The AAA team gangsters are behaving strangely however. While they were endorsing Latvian accession to the EU and NATO it allowed them to earn handsome monies from this process. I believe that they somehow miscalculated the golden straitjacket that followed the EU membership. This probably explains why the AAA team does not legalize its activities, but fights for very survival of the Lettish crony capitalism! I also have a hunch that the AAA team are not even major play makers in their shady activities, because why the hell they would act thus irrationally and gangsta like? My hunch is that they do not really manage establishing business contacts in the West, thus staying intimately connected with authoritarian chums in undemocratically governed countries. It means that Latvian Western partners must play the "don't ask, don't tell" game because alternatively there would be an open confrontation. While the civil society members were trying to explain basic principles of democratic governance to the Latvian populace, the AAA team and their retinue with their deep pockets were rather successful in disseminating their conspiracy theories. Simply the political establishment never cared establishing europeanized democratic political and discussion culture. I do understand that my last two sentences were broad generalizations, but then how to explain flourishing of such notions as sorosīdi and liberasts in Latvian public opinion? I understand if Bedlam folks use such expressions, but those notions have entered into mainstream public discourse and also Latvian politicians ostensibly use them... . I have not heard such notions in Estonia and Lithuania for example, and would be glad if someone from Eesti or Lietuva would be able to provide me facts about such occurrences.
ECOFIN Commissioner Mr Joaquin Almunia or IMF are described in internet forums as evil forces in Latvian press, but media houses and their owners who portray IMF and EU as smth. foreign could better recall that it was the Latvian political establishment (PP, UGF, LWLFP and TBLNNK) that signed agreements with both the EU and IMF. Why the hell the EU representatives must explain that Latvian government was the one requesting the mega loan and understanding the need to implement structural reforms again and again, and that the EU did not force those reforms on its own member state? Why the hell the journalists do not understand thus simple facts and participate in this "don't ask, don't tell" game? Enough for this morning, and the president convenes the state security council today, and I leave my questions unanswered. Each and every one of you probably know the reasons for present rat hole Latvian state has painted itself in. However, the government must outsmart the corrupt AAA team players, and that game is heck of the complicated because AAA team gangsters are both in government, courts and civil service, and to pinpoint who is really who in the post Soviet Latvia is not an easy task after all.
P.S. Here is my weekly column for the Baltic Times

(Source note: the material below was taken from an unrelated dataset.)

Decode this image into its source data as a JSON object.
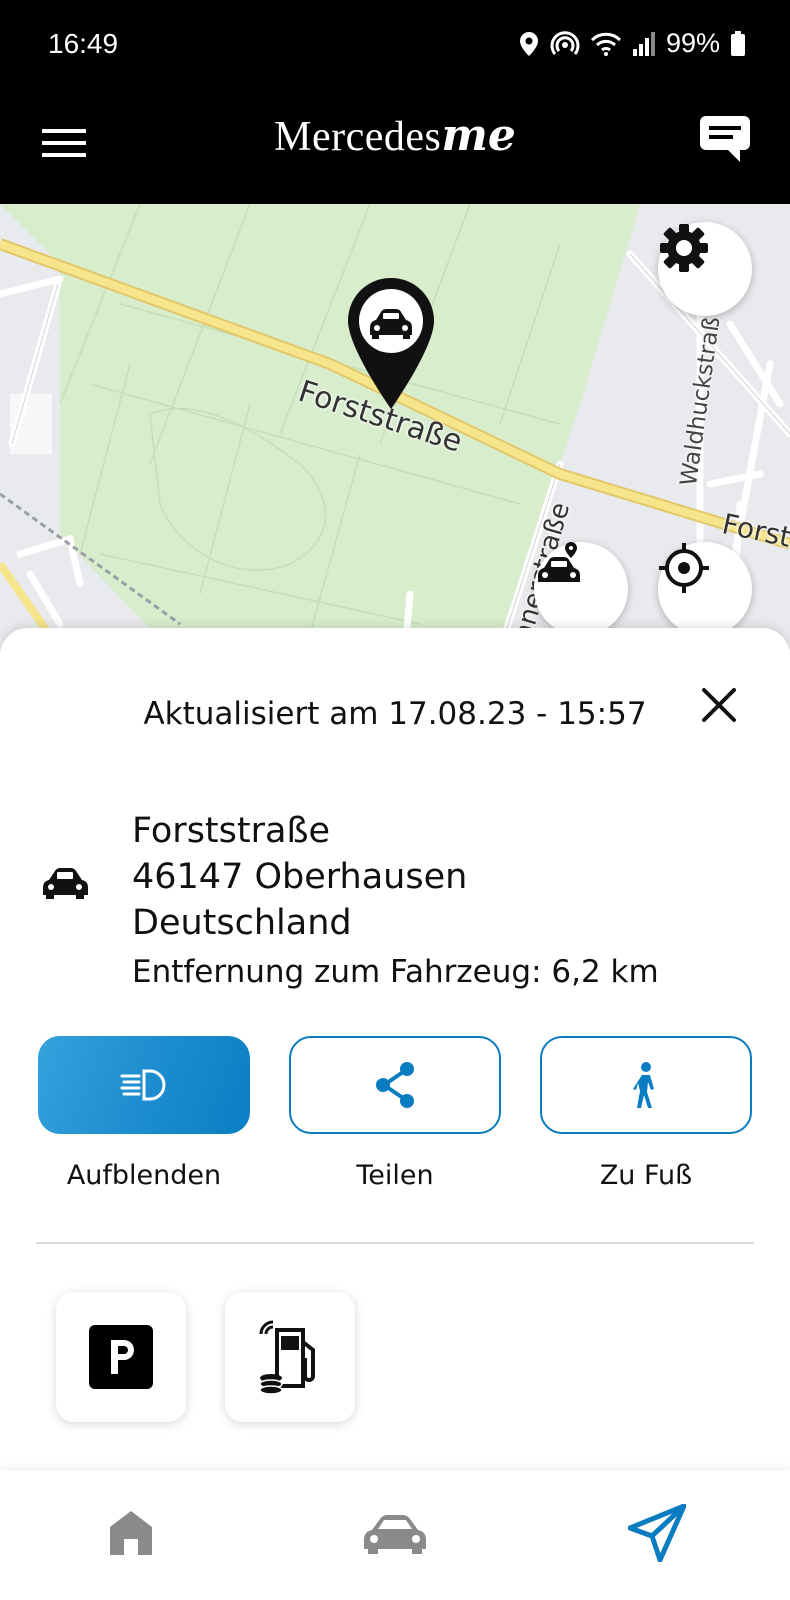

Friday, August 21, 2009

The 20th Anniversary of Baltic Way on threshold

I am about to return to the shores of the Baltic Sea tomorrow after having a very productive summer. The 20th Anniversary of the Baltic Way is under way, and I am going to participate together with my family in quite few of the events taking place throughout Eesti, Latvija and Lietuva. This entry is just a small reminder about my return from paradise into civilization. Concise updates on Baltic politics would definitely resume in September, because the coming autumn appears to be rather tough both for the Latvian people and leaders. Lithuanian and Estonian economies are surviving, and lets see how quickly the trend in the EU's biggest economies of slow coming out of the global recession would arrive to the Eastern shores of the Baltic Sea.

P.S. At the same time I am adding a piece that was commissioned by the Baltic Times and appeared in August 13, 2009 issue. For those reading Latvian there was a piece that appeared in Diena in early August.